EXERCISE DESCRIPTION -
Once the pictures are removed, return each record below exactly as written.

- - - - - - -

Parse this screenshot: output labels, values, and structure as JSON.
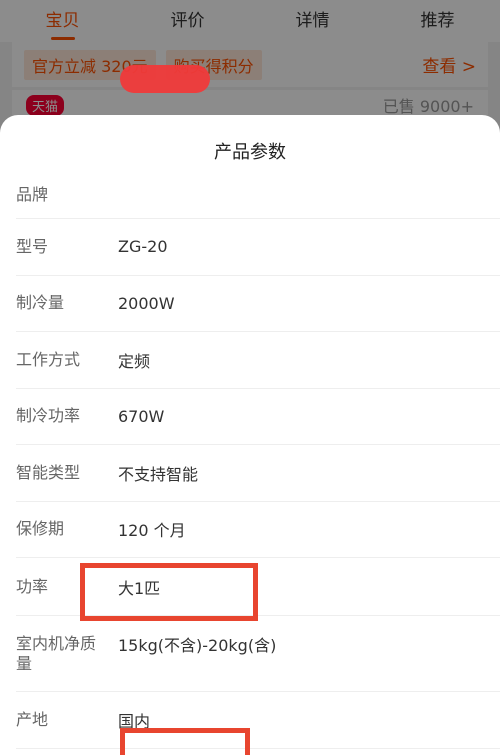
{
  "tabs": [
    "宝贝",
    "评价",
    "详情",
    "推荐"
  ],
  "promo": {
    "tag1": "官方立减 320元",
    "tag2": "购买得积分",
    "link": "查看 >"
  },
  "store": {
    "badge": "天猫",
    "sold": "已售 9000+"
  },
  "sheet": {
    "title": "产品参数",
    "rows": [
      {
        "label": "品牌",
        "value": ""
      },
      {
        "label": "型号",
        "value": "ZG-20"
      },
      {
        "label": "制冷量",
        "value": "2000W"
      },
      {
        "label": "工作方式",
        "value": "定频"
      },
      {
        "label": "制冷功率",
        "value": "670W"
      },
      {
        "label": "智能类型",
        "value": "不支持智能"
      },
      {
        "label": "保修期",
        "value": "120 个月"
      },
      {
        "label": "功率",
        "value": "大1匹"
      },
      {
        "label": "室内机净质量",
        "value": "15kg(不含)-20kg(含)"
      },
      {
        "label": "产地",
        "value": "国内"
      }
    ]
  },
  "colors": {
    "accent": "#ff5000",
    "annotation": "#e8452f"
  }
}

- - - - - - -

ANSWER SECTION -
Parse this screenshot: output labels, values, and structure as JSON.
{
  "tabs": [
    "宝贝",
    "评价",
    "详情",
    "推荐"
  ],
  "promo": {
    "tag1": "官方立减 320元",
    "tag2": "购买得积分",
    "link": "查看 >"
  },
  "store": {
    "badge": "天猫",
    "sold": "已售 9000+"
  },
  "sheet": {
    "title": "产品参数",
    "rows": [
      {
        "label": "品牌",
        "value": ""
      },
      {
        "label": "型号",
        "value": "ZG-20"
      },
      {
        "label": "制冷量",
        "value": "2000W"
      },
      {
        "label": "工作方式",
        "value": "定频"
      },
      {
        "label": "制冷功率",
        "value": "670W"
      },
      {
        "label": "智能类型",
        "value": "不支持智能"
      },
      {
        "label": "保修期",
        "value": "120 个月"
      },
      {
        "label": "功率",
        "value": "大1匹"
      },
      {
        "label": "室内机净质量",
        "value": "15kg(不含)-20kg(含)"
      },
      {
        "label": "产地",
        "value": "国内"
      }
    ]
  },
  "colors": {
    "accent": "#ff5000",
    "annotation": "#e8452f"
  }
}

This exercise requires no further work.